[Source data — start]

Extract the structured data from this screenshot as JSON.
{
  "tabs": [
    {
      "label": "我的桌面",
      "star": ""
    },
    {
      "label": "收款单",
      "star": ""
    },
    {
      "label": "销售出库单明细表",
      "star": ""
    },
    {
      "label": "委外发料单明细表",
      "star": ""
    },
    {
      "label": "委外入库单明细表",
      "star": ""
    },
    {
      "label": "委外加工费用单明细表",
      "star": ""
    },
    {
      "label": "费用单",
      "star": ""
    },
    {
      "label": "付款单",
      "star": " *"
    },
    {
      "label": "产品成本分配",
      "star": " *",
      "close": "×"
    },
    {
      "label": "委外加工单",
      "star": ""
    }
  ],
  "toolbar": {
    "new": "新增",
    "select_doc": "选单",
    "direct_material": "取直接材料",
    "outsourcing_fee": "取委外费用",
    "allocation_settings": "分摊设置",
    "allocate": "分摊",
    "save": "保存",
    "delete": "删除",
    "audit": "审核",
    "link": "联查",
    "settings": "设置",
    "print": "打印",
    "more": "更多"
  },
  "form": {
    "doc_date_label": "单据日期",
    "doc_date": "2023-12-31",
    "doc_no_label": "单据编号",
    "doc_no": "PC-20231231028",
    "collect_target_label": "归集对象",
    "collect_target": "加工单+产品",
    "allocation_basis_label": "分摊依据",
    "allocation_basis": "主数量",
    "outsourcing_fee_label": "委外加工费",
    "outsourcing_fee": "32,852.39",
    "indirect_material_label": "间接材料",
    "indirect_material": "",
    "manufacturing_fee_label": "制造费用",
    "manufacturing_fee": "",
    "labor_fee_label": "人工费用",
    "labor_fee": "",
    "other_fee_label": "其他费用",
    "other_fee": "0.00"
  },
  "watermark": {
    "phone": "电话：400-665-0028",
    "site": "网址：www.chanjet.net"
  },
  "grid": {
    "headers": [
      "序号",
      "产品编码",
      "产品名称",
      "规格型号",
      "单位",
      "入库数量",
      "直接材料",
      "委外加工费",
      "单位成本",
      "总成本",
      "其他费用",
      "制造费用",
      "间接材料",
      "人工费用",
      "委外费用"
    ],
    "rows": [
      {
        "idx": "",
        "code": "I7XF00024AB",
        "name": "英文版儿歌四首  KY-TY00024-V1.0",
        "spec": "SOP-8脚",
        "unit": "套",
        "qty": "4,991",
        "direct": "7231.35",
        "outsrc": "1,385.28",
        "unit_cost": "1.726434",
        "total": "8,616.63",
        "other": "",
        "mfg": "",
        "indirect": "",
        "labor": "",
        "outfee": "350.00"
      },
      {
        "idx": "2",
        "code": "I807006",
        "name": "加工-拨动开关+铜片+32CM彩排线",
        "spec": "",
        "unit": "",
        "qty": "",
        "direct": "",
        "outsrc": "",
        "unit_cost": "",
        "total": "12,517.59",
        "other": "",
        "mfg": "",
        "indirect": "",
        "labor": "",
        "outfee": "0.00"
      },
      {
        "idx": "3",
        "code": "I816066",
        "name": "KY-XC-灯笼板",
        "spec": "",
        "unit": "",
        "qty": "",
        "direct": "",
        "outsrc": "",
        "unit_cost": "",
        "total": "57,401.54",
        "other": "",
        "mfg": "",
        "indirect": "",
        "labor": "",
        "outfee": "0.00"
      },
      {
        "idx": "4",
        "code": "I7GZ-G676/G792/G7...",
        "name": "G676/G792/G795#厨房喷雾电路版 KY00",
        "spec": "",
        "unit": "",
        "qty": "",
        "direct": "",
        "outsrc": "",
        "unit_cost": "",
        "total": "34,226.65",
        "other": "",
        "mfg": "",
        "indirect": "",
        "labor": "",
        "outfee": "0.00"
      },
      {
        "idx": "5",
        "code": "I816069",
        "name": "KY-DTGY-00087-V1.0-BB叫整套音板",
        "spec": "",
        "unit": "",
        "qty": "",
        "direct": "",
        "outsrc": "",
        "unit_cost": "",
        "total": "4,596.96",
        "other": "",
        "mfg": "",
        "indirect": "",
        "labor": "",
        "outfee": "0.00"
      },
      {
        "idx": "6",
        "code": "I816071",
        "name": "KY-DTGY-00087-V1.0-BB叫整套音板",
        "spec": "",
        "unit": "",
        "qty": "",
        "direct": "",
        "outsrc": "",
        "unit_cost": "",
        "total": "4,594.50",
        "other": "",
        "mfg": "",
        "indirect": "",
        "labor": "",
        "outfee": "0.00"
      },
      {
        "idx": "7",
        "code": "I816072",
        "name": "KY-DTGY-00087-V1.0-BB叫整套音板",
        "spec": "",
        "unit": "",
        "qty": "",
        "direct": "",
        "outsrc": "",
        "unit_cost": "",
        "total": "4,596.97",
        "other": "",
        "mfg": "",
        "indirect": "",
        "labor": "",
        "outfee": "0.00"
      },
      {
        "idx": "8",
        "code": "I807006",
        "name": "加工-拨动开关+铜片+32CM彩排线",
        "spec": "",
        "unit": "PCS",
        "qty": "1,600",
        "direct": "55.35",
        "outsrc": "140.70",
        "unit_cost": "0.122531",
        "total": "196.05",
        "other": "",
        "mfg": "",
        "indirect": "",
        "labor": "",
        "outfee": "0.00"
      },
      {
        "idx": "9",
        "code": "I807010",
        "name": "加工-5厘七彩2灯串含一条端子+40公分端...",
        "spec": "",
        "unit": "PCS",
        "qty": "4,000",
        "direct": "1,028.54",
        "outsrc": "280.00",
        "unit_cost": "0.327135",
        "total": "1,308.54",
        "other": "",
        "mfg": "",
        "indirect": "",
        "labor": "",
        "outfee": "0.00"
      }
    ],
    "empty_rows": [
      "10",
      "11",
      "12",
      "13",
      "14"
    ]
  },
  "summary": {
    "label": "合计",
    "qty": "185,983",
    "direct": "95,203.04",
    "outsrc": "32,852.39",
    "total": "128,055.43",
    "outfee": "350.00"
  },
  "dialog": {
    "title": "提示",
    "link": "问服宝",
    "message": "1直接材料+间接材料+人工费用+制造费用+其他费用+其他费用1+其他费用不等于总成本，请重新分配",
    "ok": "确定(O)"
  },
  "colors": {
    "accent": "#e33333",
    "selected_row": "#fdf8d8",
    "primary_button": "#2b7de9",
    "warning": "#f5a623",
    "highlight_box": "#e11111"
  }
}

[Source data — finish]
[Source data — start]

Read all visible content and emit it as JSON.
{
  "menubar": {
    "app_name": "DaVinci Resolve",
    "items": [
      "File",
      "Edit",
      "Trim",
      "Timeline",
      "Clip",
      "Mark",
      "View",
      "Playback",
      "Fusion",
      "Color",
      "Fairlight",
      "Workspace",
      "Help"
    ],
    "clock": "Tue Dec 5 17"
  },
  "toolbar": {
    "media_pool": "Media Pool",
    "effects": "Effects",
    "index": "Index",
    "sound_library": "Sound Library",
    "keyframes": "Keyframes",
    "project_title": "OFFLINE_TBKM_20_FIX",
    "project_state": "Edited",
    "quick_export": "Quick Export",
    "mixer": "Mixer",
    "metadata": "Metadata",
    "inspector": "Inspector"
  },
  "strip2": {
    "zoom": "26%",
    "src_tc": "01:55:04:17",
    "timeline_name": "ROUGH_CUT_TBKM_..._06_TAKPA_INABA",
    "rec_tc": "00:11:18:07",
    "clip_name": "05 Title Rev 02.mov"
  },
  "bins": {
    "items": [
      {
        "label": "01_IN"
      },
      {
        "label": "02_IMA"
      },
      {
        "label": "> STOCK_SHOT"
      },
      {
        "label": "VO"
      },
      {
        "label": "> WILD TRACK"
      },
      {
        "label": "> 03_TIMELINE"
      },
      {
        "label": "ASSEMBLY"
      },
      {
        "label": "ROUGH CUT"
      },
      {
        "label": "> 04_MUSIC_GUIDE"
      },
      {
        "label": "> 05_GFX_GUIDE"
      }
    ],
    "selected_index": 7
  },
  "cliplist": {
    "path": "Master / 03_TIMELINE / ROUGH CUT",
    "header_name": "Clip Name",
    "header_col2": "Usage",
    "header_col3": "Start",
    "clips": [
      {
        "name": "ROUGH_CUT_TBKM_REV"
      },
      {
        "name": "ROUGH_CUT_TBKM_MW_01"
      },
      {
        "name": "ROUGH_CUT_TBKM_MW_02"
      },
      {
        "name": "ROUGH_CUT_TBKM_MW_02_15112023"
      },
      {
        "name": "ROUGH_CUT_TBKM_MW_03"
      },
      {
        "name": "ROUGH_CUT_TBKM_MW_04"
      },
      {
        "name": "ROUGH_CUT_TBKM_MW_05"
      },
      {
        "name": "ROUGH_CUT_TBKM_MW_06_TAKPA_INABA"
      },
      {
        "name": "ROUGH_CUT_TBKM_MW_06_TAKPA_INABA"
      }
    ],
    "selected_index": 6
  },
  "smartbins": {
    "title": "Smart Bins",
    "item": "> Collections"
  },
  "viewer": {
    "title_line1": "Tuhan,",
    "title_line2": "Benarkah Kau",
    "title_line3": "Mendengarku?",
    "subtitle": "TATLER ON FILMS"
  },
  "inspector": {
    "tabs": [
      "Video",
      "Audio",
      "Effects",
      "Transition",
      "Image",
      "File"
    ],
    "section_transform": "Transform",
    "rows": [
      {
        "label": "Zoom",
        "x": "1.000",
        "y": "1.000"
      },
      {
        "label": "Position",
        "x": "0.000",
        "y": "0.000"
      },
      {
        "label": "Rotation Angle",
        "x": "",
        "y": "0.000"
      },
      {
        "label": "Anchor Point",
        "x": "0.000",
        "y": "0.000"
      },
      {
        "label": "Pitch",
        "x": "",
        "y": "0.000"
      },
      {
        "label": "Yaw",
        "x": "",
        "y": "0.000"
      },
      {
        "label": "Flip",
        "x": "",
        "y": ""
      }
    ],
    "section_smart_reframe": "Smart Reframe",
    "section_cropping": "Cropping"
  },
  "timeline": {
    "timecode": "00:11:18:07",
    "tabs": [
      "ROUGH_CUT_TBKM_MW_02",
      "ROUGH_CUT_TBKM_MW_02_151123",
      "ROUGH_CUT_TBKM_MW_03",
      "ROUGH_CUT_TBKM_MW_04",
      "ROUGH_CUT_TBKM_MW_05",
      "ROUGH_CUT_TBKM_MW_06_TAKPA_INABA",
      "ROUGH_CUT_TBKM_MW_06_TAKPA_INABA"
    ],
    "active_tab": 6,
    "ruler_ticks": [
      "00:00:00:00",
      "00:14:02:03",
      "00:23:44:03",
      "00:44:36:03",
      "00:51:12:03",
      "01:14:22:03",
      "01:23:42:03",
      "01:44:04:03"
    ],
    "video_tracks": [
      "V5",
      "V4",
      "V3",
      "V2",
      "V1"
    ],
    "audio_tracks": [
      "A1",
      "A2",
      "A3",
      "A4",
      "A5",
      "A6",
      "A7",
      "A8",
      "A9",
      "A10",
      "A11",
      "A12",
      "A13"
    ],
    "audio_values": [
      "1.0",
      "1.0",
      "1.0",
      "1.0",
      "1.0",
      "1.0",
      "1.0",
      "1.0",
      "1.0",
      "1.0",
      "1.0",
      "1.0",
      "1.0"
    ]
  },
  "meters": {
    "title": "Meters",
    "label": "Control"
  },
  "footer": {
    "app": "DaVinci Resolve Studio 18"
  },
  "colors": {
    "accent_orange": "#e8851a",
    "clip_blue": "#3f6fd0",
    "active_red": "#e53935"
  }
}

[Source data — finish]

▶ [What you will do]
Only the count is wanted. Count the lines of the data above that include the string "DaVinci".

▶ [Output of the task]
2